Henry- There is a guy down in Bayou country doing exactly that on his 6. He plasma cut out the about 99% of the old section and overlaid the new floors right on top of what was left for a welding area. If you interested I'll get his # for you?
Thanks anyway Don,
I have such a small section that I think I'm going with the simple patch method. It's probably around a 6" square that is weak with rust and has those couple of small holes I mentioned. Buying a whole floor section and cutting out what I need might be overkill for me. I don't have welding skills or equipment so I would have to find someone to do it. I guess if I ever have to sell the car I may wish I had done it with the spliced in floor section.
|HP Henry Patterson|
I just finished the passenger side floor and sills this weekend.
Since you already replaced the sills, it is tough to get a whole new floor section in without cutting the sills away between the A+B pillars and keeping the body on the frame. The problem is the arch that wraps behind the B pillar.
If the floor is solid go for the patch. If you want to hide it, I would suggest overlapping one of the ribs in the floor to start your new section. This way you can hide the seam with some body sealer (3M) on top and some textured undercoating underneath.
You may get lucky if you can find somebody cutting up a car to sawzall the section of floor pan you need. I am looking for a rear valance and battery tray and have been emailing people on Ebay who seem like they are tearing apart a car.
Good luck, it sucks working under the car in a snow suit, that's what I did on Sunday.
|Don, Henry, et.al.|
Y'all have your revenge...Winter returned full force last night. Not expected to get out of the mid thirties today!! Rain, though...no ice...yet:)
Thanks for the suggestions.
I worked on my car in the winter in my unheated garage. I got by pretty well with a kerosene torpedo heater. Propane is probably safer and better but I survived. Are you using any kind of heat source?
By the way... I'm glad I'm done with that project. I'm sure I'll end up doing some other major project someday.
|HP Henry Patterson|
No heat source yet, just the smell of burning primer when I am plug welding the pannels together.

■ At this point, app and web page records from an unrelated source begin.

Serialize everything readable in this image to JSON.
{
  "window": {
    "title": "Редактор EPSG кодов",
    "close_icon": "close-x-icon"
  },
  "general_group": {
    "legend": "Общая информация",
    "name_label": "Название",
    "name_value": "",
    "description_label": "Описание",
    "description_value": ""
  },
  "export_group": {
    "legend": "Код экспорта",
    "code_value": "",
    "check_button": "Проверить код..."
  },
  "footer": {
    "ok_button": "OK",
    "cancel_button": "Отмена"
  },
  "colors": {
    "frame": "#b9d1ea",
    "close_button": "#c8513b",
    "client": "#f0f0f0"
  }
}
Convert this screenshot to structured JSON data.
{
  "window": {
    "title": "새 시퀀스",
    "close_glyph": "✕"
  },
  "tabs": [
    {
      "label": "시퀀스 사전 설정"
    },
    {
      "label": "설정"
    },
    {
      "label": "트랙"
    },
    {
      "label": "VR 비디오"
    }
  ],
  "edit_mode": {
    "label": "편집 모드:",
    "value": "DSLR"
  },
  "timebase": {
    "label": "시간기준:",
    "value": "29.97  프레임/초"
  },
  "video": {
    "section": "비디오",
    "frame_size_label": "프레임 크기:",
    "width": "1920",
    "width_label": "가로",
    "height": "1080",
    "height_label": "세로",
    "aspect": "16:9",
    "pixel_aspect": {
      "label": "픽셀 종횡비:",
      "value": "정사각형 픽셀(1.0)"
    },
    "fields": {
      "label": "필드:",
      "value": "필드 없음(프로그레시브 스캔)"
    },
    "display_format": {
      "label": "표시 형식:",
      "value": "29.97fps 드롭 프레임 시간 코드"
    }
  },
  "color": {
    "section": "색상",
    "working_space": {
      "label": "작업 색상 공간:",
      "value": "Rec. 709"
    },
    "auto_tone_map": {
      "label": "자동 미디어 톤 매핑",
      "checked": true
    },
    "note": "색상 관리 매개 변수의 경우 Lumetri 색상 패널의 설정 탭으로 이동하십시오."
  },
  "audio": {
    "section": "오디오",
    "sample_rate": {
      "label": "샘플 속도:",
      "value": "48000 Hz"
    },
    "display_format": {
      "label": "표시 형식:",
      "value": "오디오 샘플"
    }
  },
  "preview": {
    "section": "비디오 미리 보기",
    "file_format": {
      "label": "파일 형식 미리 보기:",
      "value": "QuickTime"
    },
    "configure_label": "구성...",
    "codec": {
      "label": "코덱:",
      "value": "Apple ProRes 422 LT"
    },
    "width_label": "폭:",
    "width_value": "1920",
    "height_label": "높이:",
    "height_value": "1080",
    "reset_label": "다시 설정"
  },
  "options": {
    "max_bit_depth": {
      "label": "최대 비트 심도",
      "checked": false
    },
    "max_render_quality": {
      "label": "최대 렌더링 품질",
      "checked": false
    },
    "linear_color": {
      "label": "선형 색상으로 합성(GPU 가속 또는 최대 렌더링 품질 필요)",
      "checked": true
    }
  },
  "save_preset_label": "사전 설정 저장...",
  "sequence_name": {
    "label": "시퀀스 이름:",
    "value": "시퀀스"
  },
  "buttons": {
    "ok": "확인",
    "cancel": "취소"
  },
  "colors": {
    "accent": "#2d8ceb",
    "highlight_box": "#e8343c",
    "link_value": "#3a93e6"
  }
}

You are right, if I am going to continue, I need to get a heater. I haven't used kero since I left northwestern PA and I thought they took those heaters off the market. I almost set the house on fire when I left a grilled cheese sandwich on top of the heater too long.
|Tom ,get one like mine|
This thread was discussed between 14/01/2007 and 17/01/2007
Triumph TR6 index